──────── Material for the task ────────

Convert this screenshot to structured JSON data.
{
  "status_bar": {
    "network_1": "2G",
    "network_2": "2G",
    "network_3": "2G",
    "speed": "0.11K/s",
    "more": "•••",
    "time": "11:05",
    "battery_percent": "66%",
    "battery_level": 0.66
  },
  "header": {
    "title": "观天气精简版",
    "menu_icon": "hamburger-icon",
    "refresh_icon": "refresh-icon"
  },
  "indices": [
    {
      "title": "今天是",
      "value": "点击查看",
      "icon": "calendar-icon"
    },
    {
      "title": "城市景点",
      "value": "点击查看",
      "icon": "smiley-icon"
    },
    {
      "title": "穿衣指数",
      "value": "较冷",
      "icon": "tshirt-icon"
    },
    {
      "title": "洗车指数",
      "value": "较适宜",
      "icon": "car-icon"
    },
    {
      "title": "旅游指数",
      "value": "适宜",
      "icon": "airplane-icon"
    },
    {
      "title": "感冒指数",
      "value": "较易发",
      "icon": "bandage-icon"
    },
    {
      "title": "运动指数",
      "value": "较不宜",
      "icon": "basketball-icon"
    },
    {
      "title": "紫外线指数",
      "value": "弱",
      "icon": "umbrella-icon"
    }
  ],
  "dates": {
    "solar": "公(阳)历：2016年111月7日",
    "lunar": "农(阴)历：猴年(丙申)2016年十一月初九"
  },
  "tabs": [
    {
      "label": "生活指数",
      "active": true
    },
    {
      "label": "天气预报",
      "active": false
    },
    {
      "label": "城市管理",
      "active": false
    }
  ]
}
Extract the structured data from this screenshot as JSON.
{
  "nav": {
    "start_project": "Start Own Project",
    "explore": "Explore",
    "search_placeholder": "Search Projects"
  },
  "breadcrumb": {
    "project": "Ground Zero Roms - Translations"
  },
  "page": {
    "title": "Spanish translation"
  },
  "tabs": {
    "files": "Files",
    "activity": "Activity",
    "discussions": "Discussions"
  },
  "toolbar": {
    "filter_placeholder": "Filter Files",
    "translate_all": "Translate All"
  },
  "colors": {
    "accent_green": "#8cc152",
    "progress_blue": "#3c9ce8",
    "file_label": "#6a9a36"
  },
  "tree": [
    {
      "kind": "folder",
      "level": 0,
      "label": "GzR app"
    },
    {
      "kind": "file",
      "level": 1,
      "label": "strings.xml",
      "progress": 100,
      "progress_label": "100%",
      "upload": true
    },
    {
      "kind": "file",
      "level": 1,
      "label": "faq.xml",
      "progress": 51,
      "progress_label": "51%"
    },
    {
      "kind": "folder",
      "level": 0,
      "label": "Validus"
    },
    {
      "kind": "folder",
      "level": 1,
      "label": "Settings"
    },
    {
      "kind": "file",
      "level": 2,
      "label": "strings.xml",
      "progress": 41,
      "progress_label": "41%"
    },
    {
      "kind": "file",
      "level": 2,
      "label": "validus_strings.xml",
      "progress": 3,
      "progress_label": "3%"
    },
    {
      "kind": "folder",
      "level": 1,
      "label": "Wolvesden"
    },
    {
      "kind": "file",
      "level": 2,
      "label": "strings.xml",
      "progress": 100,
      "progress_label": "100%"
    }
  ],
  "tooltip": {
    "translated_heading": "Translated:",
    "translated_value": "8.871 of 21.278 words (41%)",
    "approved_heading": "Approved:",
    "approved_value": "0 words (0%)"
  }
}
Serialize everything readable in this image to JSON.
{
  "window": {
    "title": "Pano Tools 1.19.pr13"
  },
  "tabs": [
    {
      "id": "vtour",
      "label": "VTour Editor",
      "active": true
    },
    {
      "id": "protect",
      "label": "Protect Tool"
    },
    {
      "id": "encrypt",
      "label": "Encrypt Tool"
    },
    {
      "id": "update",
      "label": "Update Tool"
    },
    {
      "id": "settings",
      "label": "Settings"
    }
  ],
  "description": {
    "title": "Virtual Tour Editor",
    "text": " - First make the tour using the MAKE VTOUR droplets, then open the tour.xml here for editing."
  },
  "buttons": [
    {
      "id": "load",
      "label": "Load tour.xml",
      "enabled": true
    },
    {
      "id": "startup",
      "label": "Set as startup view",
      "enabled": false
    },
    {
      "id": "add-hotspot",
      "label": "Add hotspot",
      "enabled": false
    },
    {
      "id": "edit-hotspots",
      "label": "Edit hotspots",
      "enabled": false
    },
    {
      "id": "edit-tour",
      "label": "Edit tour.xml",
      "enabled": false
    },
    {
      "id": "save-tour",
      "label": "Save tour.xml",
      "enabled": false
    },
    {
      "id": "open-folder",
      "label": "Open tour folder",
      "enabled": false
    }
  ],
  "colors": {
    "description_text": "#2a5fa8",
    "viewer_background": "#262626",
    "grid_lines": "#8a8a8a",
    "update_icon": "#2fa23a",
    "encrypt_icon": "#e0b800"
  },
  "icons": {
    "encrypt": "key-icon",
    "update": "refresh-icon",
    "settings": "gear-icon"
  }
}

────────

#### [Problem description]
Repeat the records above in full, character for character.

#### [Exercise solution]
Convert this screenshot to structured JSON data.
{
  "status_bar": {
    "network_1": "2G",
    "network_2": "2G",
    "network_3": "2G",
    "speed": "0.11K/s",
    "more": "•••",
    "time": "11:05",
    "battery_percent": "66%",
    "battery_level": 0.66
  },
  "header": {
    "title": "观天气精简版",
    "menu_icon": "hamburger-icon",
    "refresh_icon": "refresh-icon"
  },
  "indices": [
    {
      "title": "今天是",
      "value": "点击查看",
      "icon": "calendar-icon"
    },
    {
      "title": "城市景点",
      "value": "点击查看",
      "icon": "smiley-icon"
    },
    {
      "title": "穿衣指数",
      "value": "较冷",
      "icon": "tshirt-icon"
    },
    {
      "title": "洗车指数",
      "value": "较适宜",
      "icon": "car-icon"
    },
    {
      "title": "旅游指数",
      "value": "适宜",
      "icon": "airplane-icon"
    },
    {
      "title": "感冒指数",
      "value": "较易发",
      "icon": "bandage-icon"
    },
    {
      "title": "运动指数",
      "value": "较不宜",
      "icon": "basketball-icon"
    },
    {
      "title": "紫外线指数",
      "value": "弱",
      "icon": "umbrella-icon"
    }
  ],
  "dates": {
    "solar": "公(阳)历：2016年111月7日",
    "lunar": "农(阴)历：猴年(丙申)2016年十一月初九"
  },
  "tabs": [
    {
      "label": "生活指数",
      "active": true
    },
    {
      "label": "天气预报",
      "active": false
    },
    {
      "label": "城市管理",
      "active": false
    }
  ]
}
Extract the structured data from this screenshot as JSON.
{
  "nav": {
    "start_project": "Start Own Project",
    "explore": "Explore",
    "search_placeholder": "Search Projects"
  },
  "breadcrumb": {
    "project": "Ground Zero Roms - Translations"
  },
  "page": {
    "title": "Spanish translation"
  },
  "tabs": {
    "files": "Files",
    "activity": "Activity",
    "discussions": "Discussions"
  },
  "toolbar": {
    "filter_placeholder": "Filter Files",
    "translate_all": "Translate All"
  },
  "colors": {
    "accent_green": "#8cc152",
    "progress_blue": "#3c9ce8",
    "file_label": "#6a9a36"
  },
  "tree": [
    {
      "kind": "folder",
      "level": 0,
      "label": "GzR app"
    },
    {
      "kind": "file",
      "level": 1,
      "label": "strings.xml",
      "progress": 100,
      "progress_label": "100%",
      "upload": true
    },
    {
      "kind": "file",
      "level": 1,
      "label": "faq.xml",
      "progress": 51,
      "progress_label": "51%"
    },
    {
      "kind": "folder",
      "level": 0,
      "label": "Validus"
    },
    {
      "kind": "folder",
      "level": 1,
      "label": "Settings"
    },
    {
      "kind": "file",
      "level": 2,
      "label": "strings.xml",
      "progress": 41,
      "progress_label": "41%"
    },
    {
      "kind": "file",
      "level": 2,
      "label": "validus_strings.xml",
      "progress": 3,
      "progress_label": "3%"
    },
    {
      "kind": "folder",
      "level": 1,
      "label": "Wolvesden"
    },
    {
      "kind": "file",
      "level": 2,
      "label": "strings.xml",
      "progress": 100,
      "progress_label": "100%"
    }
  ],
  "tooltip": {
    "translated_heading": "Translated:",
    "translated_value": "8.871 of 21.278 words (41%)",
    "approved_heading": "Approved:",
    "approved_value": "0 words (0%)"
  }
}
Serialize everything readable in this image to JSON.
{
  "window": {
    "title": "Pano Tools 1.19.pr13"
  },
  "tabs": [
    {
      "id": "vtour",
      "label": "VTour Editor",
      "active": true
    },
    {
      "id": "protect",
      "label": "Protect Tool"
    },
    {
      "id": "encrypt",
      "label": "Encrypt Tool"
    },
    {
      "id": "update",
      "label": "Update Tool"
    },
    {
      "id": "settings",
      "label": "Settings"
    }
  ],
  "description": {
    "title": "Virtual Tour Editor",
    "text": " - First make the tour using the MAKE VTOUR droplets, then open the tour.xml here for editing."
  },
  "buttons": [
    {
      "id": "load",
      "label": "Load tour.xml",
      "enabled": true
    },
    {
      "id": "startup",
      "label": "Set as startup view",
      "enabled": false
    },
    {
      "id": "add-hotspot",
      "label": "Add hotspot",
      "enabled": false
    },
    {
      "id": "edit-hotspots",
      "label": "Edit hotspots",
      "enabled": false
    },
    {
      "id": "edit-tour",
      "label": "Edit tour.xml",
      "enabled": false
    },
    {
      "id": "save-tour",
      "label": "Save tour.xml",
      "enabled": false
    },
    {
      "id": "open-folder",
      "label": "Open tour folder",
      "enabled": false
    }
  ],
  "colors": {
    "description_text": "#2a5fa8",
    "viewer_background": "#262626",
    "grid_lines": "#8a8a8a",
    "update_icon": "#2fa23a",
    "encrypt_icon": "#e0b800"
  },
  "icons": {
    "encrypt": "key-icon",
    "update": "refresh-icon",
    "settings": "gear-icon"
  }
}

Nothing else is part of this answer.